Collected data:
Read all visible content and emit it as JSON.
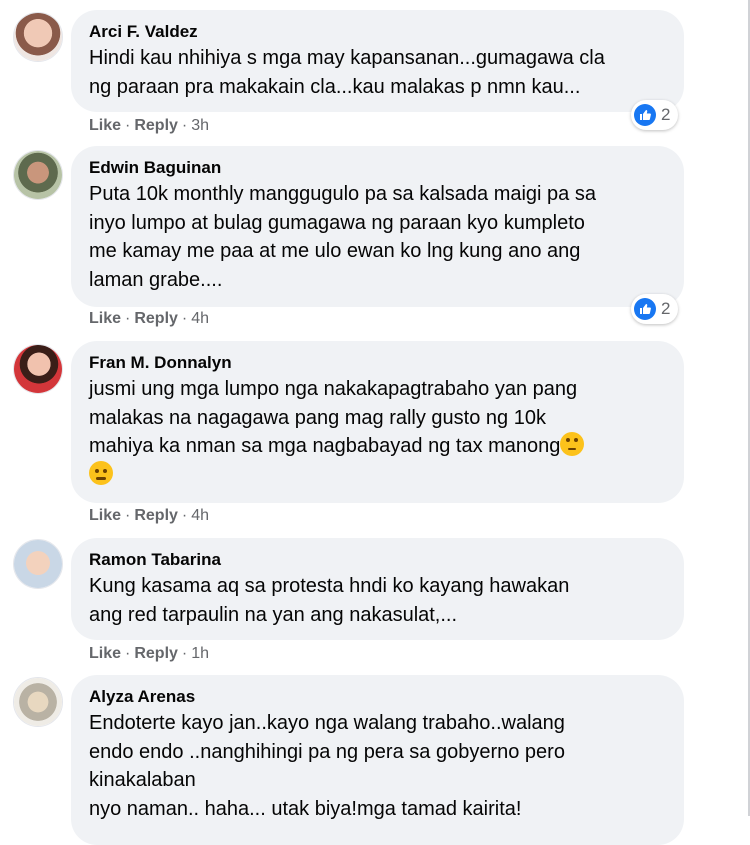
{
  "comments": [
    {
      "author": "Arci F. Valdez",
      "lines": [
        "Hindi kau nhihiya s mga may kapansanan...gumagawa cla",
        "ng paraan pra makakain cla...kau malakas p nmn kau..."
      ],
      "like_label": "Like",
      "reply_label": "Reply",
      "time": "3h",
      "reaction_icon": "like-icon",
      "reaction_count": "2"
    },
    {
      "author": "Edwin Baguinan",
      "lines": [
        "Puta 10k monthly manggugulo pa sa kalsada maigi pa sa",
        "inyo lumpo at bulag gumagawa ng paraan kyo kumpleto",
        "me kamay me paa at me ulo ewan ko lng kung ano ang",
        "laman grabe...."
      ],
      "like_label": "Like",
      "reply_label": "Reply",
      "time": "4h",
      "reaction_icon": "like-icon",
      "reaction_count": "2"
    },
    {
      "author": "Fran M. Donnalyn",
      "lines": [
        "jusmi ung mga lumpo nga nakakapagtrabaho yan pang",
        "malakas na nagagawa pang mag rally gusto ng 10k",
        "mahiya ka nman sa mga nagbabayad ng tax manong"
      ],
      "emoji_inline": "eye-roll-emoji",
      "emoji_line": "worried-face-emoji",
      "like_label": "Like",
      "reply_label": "Reply",
      "time": "4h"
    },
    {
      "author": "Ramon Tabarina",
      "lines": [
        "Kung kasama aq sa protesta hndi ko kayang hawakan",
        "ang red tarpaulin na yan ang nakasulat,..."
      ],
      "like_label": "Like",
      "reply_label": "Reply",
      "time": "1h"
    },
    {
      "author": "Alyza Arenas",
      "lines": [
        "Endoterte kayo jan..kayo nga walang trabaho..walang",
        "endo endo ..nanghihingi pa ng pera sa gobyerno pero",
        "kinakalaban",
        "nyo naman.. haha... utak biya!mga tamad kairita!"
      ]
    }
  ],
  "colors": {
    "bubble": "#f0f2f5",
    "like_blue": "#1877f2",
    "meta_gray": "#65676b"
  }
}
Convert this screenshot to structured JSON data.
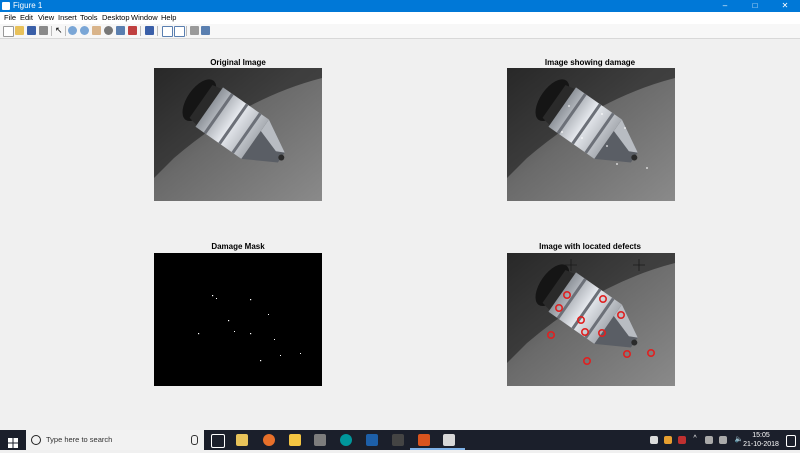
{
  "window": {
    "title": "Figure 1"
  },
  "menu": [
    "File",
    "Edit",
    "View",
    "Insert",
    "Tools",
    "Desktop",
    "Window",
    "Help"
  ],
  "toolbar": {
    "icons": [
      "new-figure-icon",
      "open-file-icon",
      "save-icon",
      "print-icon",
      "pointer-icon",
      "zoom-in-icon",
      "zoom-out-icon",
      "pan-icon",
      "rotate-icon",
      "data-cursor-icon",
      "brush-icon",
      "link-icon",
      "insert-colorbar-icon",
      "insert-legend-icon",
      "hide-plot-tools-icon",
      "show-plot-tools-icon"
    ]
  },
  "panels": {
    "original": {
      "title": "Original Image"
    },
    "damage": {
      "title": "Image showing damage"
    },
    "mask": {
      "title": "Damage Mask"
    },
    "located": {
      "title": "Image with located defects"
    }
  },
  "taskbar": {
    "search_placeholder": "Type here to search",
    "time": "15:05",
    "date": "21-10-2018"
  },
  "colors": {
    "titlebar": "#0078d7",
    "taskbar": "#1b1f2b",
    "defect_marker": "#e02020"
  }
}
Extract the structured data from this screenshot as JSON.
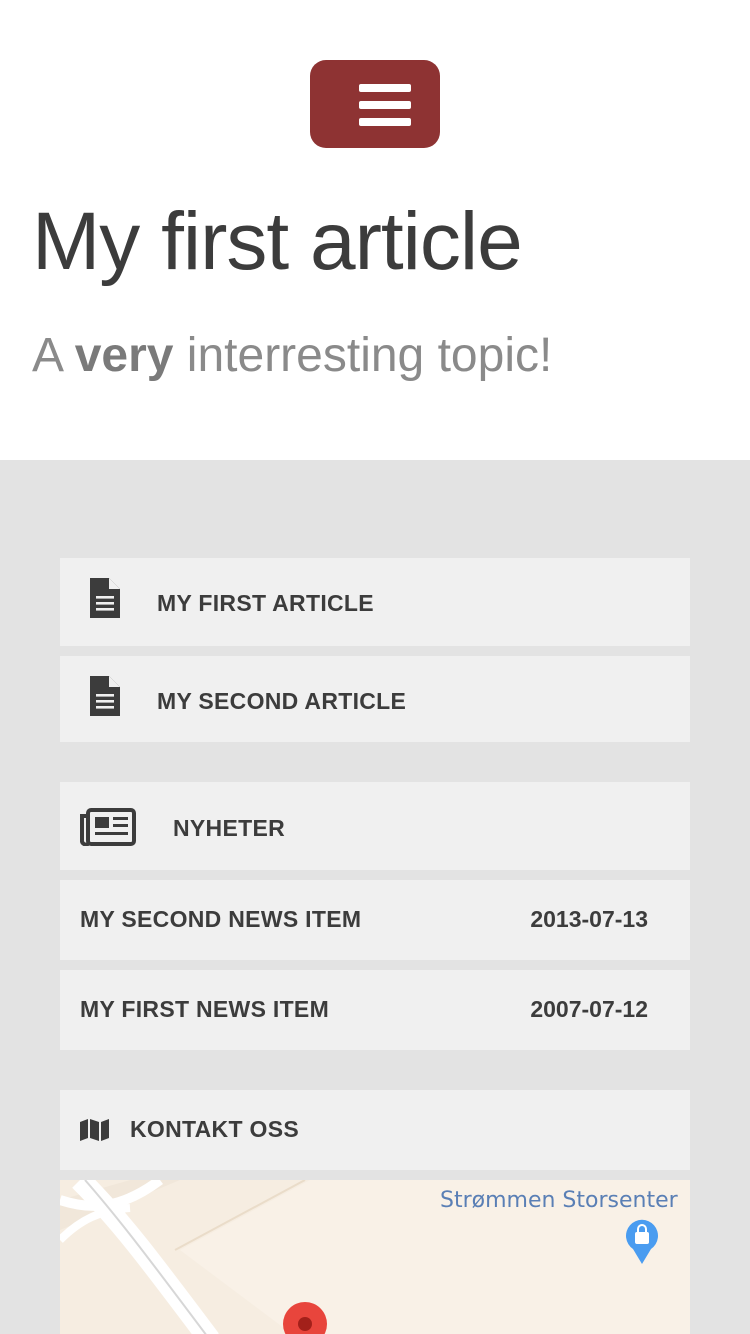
{
  "header": {
    "title": "My first article",
    "subtitle_pre": "A ",
    "subtitle_bold": "very",
    "subtitle_post": " interresting topic!"
  },
  "articles": [
    {
      "label": "MY FIRST ARTICLE",
      "icon": "document-icon"
    },
    {
      "label": "MY SECOND ARTICLE",
      "icon": "document-icon"
    }
  ],
  "news": {
    "heading": "NYHETER",
    "icon": "newspaper-icon",
    "items": [
      {
        "title": "MY SECOND NEWS ITEM",
        "date": "2013-07-13"
      },
      {
        "title": "MY FIRST NEWS ITEM",
        "date": "2007-07-12"
      }
    ]
  },
  "contact": {
    "heading": "KONTAKT OSS",
    "icon": "map-icon",
    "map": {
      "place_label": "Strømmen Storsenter"
    }
  },
  "colors": {
    "accent": "#8e3333",
    "grey_bg": "#e3e3e3",
    "box_bg": "#f0f0f0",
    "text": "#3c3c3c"
  }
}
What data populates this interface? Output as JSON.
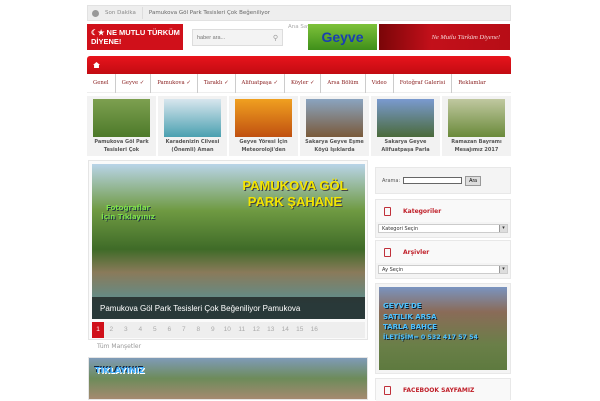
{
  "topbar": {
    "label": "Son Dakika",
    "news": "Pamukova Göl Park Tesisleri Çok Beğeniliyor"
  },
  "header": {
    "logo_text": "☾★ NE MUTLU TÜRKÜM DİYENE!",
    "search_placeholder": "haber ara...",
    "ana_sayfa": "Ana Sayfa",
    "ad_geyve": "Geyve",
    "ad_red": "Ne Mutlu Türküm Diyene!"
  },
  "nav": [
    "Genel",
    "Geyve ✓",
    "Pamukova ✓",
    "Taraklı ✓",
    "Alifuatpaşa ✓",
    "Köyler ✓",
    "Arsa Bölüm",
    "Video",
    "Fotoğraf Galerisi",
    "Reklamlar"
  ],
  "thumbs": [
    {
      "title": "Pamukova Göl Park Tesisleri Çok",
      "c1": "#7da050",
      "c2": "#4d7a2a"
    },
    {
      "title": "Karadenizin Cilvesi (Önemli) Aman",
      "c1": "#d8e6ee",
      "c2": "#4aa0b0"
    },
    {
      "title": "Geyve Yöresi İçin Meteoroloji'den",
      "c1": "#f0a020",
      "c2": "#c05010"
    },
    {
      "title": "Sakarya Geyve Eşme Köyü Işıklarda",
      "c1": "#8aa4c0",
      "c2": "#7a5a3a"
    },
    {
      "title": "Sakarya Geyve Alifuatpaşa Parla",
      "c1": "#7a9ad0",
      "c2": "#4a6a3a"
    },
    {
      "title": "Ramazan Bayramı Mesajımız 2017",
      "c1": "#c0c8a0",
      "c2": "#6a8a3a"
    }
  ],
  "slider": {
    "big": "PAMUKOVA GÖL PARK ŞAHANE",
    "small": "Fotoğraflar İçin Tıklayınız",
    "caption": "Pamukova Göl Park Tesisleri Çok Beğeniliyor Pamukova",
    "pages": [
      "1",
      "2",
      "3",
      "4",
      "5",
      "6",
      "7",
      "8",
      "9",
      "10",
      "11",
      "12",
      "13",
      "14",
      "15",
      "16"
    ],
    "active_page": 1,
    "all": "Tüm Manşetler"
  },
  "second_image": {
    "text": "TIKLAYINIZ"
  },
  "sidebar": {
    "search_label": "Arama:",
    "search_button": "Ara",
    "categories_title": "Kategoriler",
    "categories_select": "Kategori Seçin",
    "archives_title": "Arşivler",
    "archives_select": "Ay Seçin",
    "ad_lines": [
      "GEYVE'DE",
      "SATILIK ARSA",
      "TARLA BAHÇE",
      "İLETİŞİM= 0 532 417 57 54"
    ],
    "facebook_title": "FACEBOOK SAYFAMIZ"
  },
  "colors": {
    "accent": "#d0101a"
  }
}
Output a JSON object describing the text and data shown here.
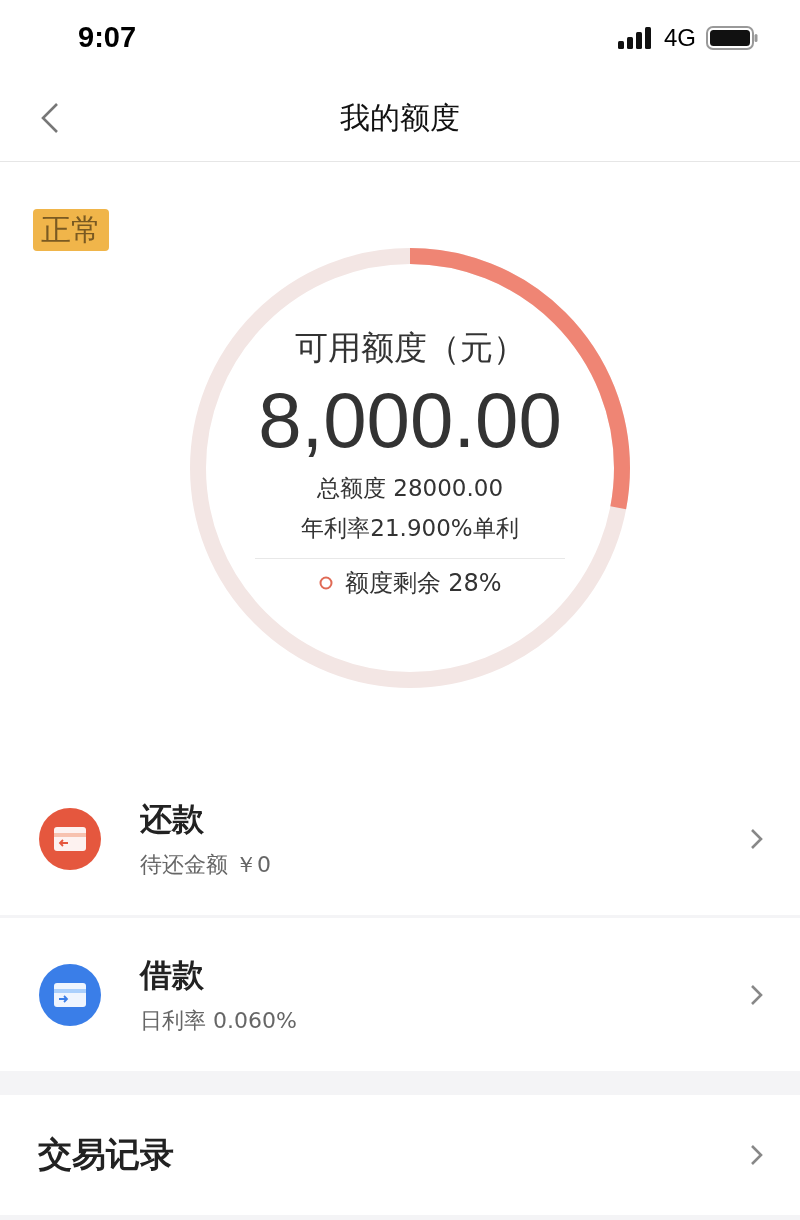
{
  "status_bar": {
    "time": "9:07",
    "network": "4G"
  },
  "nav": {
    "title": "我的额度"
  },
  "quota": {
    "badge": "正常",
    "label": "可用额度（元）",
    "amount": "8,000.00",
    "total": "总额度 28000.00",
    "rate": "年利率21.900%单利",
    "remaining": "额度剩余 28%",
    "level": 0.28
  },
  "actions": [
    {
      "kind": "repay",
      "title": "还款",
      "subtitle": "待还金额 ￥0"
    },
    {
      "kind": "borrow",
      "title": "借款",
      "subtitle": "日利率 0.060%"
    }
  ],
  "records": {
    "title": "交易记录"
  }
}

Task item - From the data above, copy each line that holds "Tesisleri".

Response to the exercise -
    "news": "Pamukova Göl Park Tesisleri Çok Beğeniliyor"
      "title": "Pamukova Göl Park Tesisleri Çok",
    "caption": "Pamukova Göl Park Tesisleri Çok Beğeniliyor Pamukova",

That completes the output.